Dataset records
***

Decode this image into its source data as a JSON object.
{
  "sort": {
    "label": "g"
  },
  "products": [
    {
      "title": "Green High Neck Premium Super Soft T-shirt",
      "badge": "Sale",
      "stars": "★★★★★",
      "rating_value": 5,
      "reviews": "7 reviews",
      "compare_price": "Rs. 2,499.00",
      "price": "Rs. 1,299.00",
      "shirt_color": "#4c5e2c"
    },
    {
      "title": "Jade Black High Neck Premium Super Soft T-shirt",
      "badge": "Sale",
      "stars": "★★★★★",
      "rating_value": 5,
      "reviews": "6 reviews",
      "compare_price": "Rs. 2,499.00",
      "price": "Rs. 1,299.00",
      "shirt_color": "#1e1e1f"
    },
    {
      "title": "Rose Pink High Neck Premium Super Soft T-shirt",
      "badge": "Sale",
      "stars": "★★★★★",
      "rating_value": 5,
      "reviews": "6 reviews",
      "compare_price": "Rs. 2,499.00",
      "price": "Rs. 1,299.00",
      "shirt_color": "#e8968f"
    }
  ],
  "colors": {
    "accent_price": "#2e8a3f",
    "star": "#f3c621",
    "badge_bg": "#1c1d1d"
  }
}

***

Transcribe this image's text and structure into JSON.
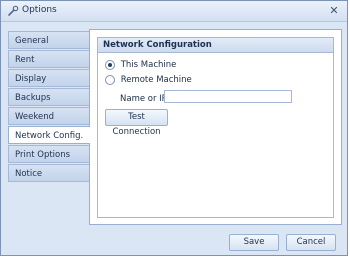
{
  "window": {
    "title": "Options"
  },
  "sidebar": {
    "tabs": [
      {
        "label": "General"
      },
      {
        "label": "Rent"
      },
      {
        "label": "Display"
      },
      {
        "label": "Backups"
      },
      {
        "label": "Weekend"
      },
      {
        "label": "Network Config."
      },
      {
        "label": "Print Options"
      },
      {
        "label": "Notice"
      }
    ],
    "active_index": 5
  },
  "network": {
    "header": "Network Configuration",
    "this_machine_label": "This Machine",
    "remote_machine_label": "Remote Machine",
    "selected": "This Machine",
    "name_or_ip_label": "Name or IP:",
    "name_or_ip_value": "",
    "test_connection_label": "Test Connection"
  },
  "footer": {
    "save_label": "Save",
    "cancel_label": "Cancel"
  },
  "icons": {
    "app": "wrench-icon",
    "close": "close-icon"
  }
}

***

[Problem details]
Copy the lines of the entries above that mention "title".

[Result below]
      "title": "Green High Neck Premium Super Soft T-shirt",
      "title": "Jade Black High Neck Premium Super Soft T-shirt",
      "title": "Rose Pink High Neck Premium Super Soft T-shirt",
    "title": "Options"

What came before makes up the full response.